The most common fungal skin infection in the world is tinea pedis, otherwise known as athlete’s foot. Believe it or not, it affects an estimated 70 percent of people at some point in their lives. However, the condition is often misunderstood. Despite its name, it doesn’t just occur in athletes—it can happen to anyone! The name became popularized because of its high incidence among athletes, since their feet are often in sweaty shoes. A warm, moist environment like that is a favorite of fungi, and let’s come clean—we’ve all had sweaty feet one time or another!

Irritating Itchiness

The condition usually starts with discomfort and itchiness between your toes, but it can quickly spread to the soles, outsides of your feet, and even other parts of your body. If the infection worsens, you could experience a scaly rash that stings and burns, as well as cracking, peeling, and blistering skin that might even begin to ooze. Yikes! Symptoms are often worse right after removing your socks and shoes, but that doesn’t mean you should keep them on—confining your feet will only make the problem worse.

So how does the fungus find you? Well, actually you find it! You can pick up athlete’s foot by walking barefoot in public areas like saunas, locker rooms, showers, and pools. Although these areas are the biggest culprits, you can also contract the condition from things found right in your home—bath mats, carpets, bed linens, shoes, other people, and even pets! The condition is highly contagious, so it’s important to take precautions in order to stop it before it spreads.

Austin, TX Treatment for your Itchy Feet

Wash your feet daily and dry them thoroughly, especially between your toes. Fungus is not a fan of clean, dry feet! You can deter it even more by applying some anti-fungal powder as well. Also, change your socks at least once a day, especially if your feet get sweaty, and alternate the shoes that you wear. This will give them ample time to dry out. Choose natural materials, too, like cotton for socks and leather for shoes. These allow feet to breathe and moisture to escape. Protect your feet in public places by slipping on some shower shoes or sandals, and whatever you do, don’t share towels or footwear!

If you do end up with this problem, not to worry. As soon as you see the signs, head to your local drug store and pick up some anti-fungal medication. You can typically find it in a powder, spray, ointment, or lotion. If after a while you do not see signs of improvement, you may need prescription-strength medications, either topical or oral.

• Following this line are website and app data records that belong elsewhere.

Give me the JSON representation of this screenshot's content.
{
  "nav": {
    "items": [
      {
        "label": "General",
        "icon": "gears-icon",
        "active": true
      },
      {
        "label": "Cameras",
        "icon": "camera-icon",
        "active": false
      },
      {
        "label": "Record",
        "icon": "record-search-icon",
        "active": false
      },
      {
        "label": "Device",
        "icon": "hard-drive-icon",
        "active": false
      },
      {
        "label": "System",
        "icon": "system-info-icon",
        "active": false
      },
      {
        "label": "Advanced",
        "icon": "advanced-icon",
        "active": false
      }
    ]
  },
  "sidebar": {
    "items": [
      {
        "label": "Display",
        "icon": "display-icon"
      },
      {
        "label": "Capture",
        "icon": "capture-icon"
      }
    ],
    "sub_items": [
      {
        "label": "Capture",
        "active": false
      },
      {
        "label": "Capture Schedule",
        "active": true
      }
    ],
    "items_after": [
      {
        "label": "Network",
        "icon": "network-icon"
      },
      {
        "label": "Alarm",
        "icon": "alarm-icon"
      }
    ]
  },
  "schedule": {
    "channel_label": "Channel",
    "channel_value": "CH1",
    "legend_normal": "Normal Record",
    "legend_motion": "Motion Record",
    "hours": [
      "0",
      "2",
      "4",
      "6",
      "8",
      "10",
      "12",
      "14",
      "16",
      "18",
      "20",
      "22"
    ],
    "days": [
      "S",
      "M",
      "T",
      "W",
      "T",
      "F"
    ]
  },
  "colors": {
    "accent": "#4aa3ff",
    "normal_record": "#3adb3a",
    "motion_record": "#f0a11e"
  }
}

Don’t fear the fungus, prevent it! Dr. Craig H. Thomajan DPM, FACFAS and Dr. Shine John, DPM, FACFAS can help. For more information or to seek treatment for your athlete’s foot, call (512) 328-8900 or visit us at Austin Foot and Ankle Specialists in Austin, TX. You can also reach us online or find us on Facebook.
Dr. Craig H. Thomajan, DPM, FACFAS, FAENS
Founder and Managing Partner of Austin Foot and Ankle Specialists